With courses that involve strategies for fishing and hunting, game preparation, guided trips to learn afield with outdoor professionals and progress in developing conservation fields, a new academic passion for what lives outdoors is defined.
Partial Tuition Scholarships are available through the UM Foundation for Students who have distinguished accomplishments in outdoor sports and demonstrated a personal commitment to conservation. UM students have a motto that hits home today, “We wear Purple and Gold, but we think Green!”
Students at UM conduct field studies at Ebenezer Swamp, a wooded UM wetland of 60 acres located near the University in central Alabama. Students find an ecologically diverse and environmentally sensitive watershed there that offers the longest remaining free-flowing river (Cabana) with more species of fish per mile than any river in North America. The river is one of eight biodiversity waterway hotspots in the United States. UM has high goals that include raising the profile of the ecologic importance of wetlands to high school and middle school students, as well, while simultaneously providing a sound introduction to the underlying principles that help understand the science of the outdoors at the college level.

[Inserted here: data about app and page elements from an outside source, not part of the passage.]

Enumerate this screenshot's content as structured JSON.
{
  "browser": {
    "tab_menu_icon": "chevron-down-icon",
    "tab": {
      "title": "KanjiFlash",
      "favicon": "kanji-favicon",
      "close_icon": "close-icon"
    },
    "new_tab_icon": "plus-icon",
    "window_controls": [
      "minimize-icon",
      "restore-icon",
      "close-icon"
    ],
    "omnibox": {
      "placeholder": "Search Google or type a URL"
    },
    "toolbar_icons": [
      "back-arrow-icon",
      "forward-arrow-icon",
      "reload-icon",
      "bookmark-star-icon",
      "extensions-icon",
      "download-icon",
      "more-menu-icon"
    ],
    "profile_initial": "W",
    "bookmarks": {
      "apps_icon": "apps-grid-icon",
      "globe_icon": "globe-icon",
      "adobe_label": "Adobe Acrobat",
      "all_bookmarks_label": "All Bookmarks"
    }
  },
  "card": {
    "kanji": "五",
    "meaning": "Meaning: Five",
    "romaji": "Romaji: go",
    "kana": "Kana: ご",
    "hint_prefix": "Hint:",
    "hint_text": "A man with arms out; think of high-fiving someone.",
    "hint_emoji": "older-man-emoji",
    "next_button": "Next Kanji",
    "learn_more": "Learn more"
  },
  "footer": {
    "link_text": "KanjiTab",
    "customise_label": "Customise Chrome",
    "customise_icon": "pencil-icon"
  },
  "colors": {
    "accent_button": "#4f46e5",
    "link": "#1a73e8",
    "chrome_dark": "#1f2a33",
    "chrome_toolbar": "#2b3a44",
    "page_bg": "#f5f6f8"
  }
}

For more information on the President’s Outdoor Scholar program at UM, contact William Crawford, Station 6215, Montevallo, AL, 35115, telephone: (205) 665-6216, email: firstname.lastname@example.org.